*Task description*: If a line in the entries contains the word "name", list it.

□ □ □ □ □ □ □

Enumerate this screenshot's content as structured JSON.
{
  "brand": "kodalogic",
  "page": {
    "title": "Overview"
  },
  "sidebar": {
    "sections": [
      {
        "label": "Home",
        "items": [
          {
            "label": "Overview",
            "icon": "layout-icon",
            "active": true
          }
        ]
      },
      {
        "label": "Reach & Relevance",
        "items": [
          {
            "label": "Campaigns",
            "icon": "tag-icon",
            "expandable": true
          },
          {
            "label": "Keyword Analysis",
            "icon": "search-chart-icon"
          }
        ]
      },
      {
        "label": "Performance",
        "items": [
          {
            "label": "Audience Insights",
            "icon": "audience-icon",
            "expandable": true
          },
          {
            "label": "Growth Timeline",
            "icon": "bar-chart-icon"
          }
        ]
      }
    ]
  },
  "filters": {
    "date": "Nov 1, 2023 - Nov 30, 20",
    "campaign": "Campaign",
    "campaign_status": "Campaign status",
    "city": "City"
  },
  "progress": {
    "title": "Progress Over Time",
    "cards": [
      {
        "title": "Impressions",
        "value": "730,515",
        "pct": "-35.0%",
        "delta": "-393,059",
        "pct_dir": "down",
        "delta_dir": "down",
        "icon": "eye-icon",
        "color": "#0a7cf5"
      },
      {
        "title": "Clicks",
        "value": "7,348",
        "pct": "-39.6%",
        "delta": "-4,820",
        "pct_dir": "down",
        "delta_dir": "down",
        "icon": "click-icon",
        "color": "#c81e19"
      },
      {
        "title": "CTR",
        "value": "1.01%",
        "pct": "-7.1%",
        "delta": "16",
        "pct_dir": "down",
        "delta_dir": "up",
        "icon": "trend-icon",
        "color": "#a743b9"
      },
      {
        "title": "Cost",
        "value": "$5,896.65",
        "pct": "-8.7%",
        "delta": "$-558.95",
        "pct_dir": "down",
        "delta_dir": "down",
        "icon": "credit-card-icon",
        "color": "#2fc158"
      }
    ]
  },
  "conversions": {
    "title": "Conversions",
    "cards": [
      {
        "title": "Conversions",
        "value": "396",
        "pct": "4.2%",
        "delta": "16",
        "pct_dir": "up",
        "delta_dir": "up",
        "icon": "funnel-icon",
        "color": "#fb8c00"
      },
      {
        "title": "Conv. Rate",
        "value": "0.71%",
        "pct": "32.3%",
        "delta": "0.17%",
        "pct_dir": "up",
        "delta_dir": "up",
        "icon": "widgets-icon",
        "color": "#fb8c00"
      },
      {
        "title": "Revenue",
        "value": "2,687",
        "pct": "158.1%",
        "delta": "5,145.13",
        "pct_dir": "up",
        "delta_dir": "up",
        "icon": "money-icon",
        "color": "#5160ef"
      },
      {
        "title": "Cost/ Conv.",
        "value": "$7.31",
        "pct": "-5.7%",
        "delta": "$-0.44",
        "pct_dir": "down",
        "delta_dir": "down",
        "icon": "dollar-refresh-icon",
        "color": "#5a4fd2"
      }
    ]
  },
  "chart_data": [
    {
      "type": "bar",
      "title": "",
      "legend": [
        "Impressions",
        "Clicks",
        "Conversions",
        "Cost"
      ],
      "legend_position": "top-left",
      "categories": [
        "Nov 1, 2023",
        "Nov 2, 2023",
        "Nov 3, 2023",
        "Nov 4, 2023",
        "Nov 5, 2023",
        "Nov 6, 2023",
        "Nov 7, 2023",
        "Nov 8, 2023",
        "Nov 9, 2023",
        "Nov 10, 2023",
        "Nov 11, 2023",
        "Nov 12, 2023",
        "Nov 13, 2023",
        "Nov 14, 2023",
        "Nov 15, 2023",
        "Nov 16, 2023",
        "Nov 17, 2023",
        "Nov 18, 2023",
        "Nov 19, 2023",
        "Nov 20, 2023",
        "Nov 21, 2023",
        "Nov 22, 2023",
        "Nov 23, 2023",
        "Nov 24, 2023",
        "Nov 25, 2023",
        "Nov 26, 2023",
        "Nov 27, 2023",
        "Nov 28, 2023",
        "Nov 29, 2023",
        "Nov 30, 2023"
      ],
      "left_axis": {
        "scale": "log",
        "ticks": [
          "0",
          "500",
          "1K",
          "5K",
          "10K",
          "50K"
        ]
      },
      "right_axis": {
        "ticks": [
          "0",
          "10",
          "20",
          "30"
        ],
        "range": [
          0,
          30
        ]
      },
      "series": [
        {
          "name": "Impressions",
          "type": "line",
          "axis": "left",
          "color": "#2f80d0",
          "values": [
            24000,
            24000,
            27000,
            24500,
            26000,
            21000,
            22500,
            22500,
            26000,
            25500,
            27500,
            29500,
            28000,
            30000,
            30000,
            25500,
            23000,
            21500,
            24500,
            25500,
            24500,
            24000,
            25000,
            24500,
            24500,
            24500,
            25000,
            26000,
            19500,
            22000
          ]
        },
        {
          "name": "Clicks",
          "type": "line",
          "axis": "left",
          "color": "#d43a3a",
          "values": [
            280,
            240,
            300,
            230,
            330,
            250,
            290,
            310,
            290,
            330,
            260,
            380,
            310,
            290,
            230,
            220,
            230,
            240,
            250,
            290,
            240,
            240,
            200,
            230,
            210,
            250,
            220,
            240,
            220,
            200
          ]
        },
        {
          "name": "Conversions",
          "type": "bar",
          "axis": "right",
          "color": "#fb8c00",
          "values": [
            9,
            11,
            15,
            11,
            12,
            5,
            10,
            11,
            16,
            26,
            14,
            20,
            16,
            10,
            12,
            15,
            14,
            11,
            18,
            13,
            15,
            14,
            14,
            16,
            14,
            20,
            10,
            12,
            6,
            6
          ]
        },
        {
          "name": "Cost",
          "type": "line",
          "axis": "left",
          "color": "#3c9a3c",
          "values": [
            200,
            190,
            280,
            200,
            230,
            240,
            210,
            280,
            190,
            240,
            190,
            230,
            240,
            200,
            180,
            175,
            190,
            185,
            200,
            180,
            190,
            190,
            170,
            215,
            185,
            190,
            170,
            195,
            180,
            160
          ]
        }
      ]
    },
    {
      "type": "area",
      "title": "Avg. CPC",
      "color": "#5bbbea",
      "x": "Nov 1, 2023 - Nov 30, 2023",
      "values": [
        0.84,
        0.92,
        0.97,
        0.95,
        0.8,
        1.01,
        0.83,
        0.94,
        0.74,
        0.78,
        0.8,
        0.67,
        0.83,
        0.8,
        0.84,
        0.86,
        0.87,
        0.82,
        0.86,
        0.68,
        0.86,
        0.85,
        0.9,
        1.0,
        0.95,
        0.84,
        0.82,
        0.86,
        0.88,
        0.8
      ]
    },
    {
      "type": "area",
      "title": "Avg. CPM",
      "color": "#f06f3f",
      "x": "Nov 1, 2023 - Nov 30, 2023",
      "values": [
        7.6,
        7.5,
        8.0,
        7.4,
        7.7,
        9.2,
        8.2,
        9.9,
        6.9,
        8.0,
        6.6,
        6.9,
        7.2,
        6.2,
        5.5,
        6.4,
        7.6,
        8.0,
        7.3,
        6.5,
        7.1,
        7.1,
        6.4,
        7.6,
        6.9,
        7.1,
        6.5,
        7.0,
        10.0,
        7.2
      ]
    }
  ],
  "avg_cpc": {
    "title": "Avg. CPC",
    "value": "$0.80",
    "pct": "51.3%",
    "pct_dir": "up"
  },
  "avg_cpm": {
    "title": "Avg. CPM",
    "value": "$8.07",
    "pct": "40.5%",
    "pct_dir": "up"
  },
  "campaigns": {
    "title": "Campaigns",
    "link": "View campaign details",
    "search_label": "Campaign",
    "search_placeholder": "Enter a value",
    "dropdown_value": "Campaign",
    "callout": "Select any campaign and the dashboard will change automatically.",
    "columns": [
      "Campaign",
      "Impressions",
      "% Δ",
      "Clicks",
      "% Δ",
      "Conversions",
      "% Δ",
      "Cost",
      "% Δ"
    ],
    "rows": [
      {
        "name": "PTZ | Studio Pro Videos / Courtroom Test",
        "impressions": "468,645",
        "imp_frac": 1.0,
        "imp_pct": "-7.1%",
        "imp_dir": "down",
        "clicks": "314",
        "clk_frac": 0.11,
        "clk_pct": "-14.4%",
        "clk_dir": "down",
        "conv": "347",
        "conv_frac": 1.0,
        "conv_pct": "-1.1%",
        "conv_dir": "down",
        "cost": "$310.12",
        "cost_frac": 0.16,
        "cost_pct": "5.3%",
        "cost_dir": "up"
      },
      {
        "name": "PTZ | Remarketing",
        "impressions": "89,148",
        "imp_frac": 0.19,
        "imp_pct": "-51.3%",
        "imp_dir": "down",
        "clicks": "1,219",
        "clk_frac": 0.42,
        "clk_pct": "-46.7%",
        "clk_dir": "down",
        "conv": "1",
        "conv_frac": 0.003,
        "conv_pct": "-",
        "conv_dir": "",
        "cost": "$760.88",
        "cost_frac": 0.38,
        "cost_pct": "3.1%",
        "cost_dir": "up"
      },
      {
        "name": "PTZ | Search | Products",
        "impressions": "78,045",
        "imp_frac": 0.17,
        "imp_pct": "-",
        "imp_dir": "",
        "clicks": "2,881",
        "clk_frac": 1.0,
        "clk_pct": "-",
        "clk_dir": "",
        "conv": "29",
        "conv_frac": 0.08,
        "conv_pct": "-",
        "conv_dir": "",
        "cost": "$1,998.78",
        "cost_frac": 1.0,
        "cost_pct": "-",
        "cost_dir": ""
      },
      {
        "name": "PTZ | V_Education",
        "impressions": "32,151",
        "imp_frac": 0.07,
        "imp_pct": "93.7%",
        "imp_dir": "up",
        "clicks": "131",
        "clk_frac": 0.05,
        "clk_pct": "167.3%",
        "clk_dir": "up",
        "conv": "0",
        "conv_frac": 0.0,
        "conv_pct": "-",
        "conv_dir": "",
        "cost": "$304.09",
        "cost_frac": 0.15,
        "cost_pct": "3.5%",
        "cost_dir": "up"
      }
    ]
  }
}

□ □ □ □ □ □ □

*Answer section*:
          "name": "Impressions",
          "name": "Clicks",
          "name": "Conversions",
          "name": "Cost",
        "name": "PTZ | Studio Pro Videos / Courtroom Test",
        "name": "PTZ | Remarketing",
        "name": "PTZ | Search | Products",
        "name": "PTZ | V_Education",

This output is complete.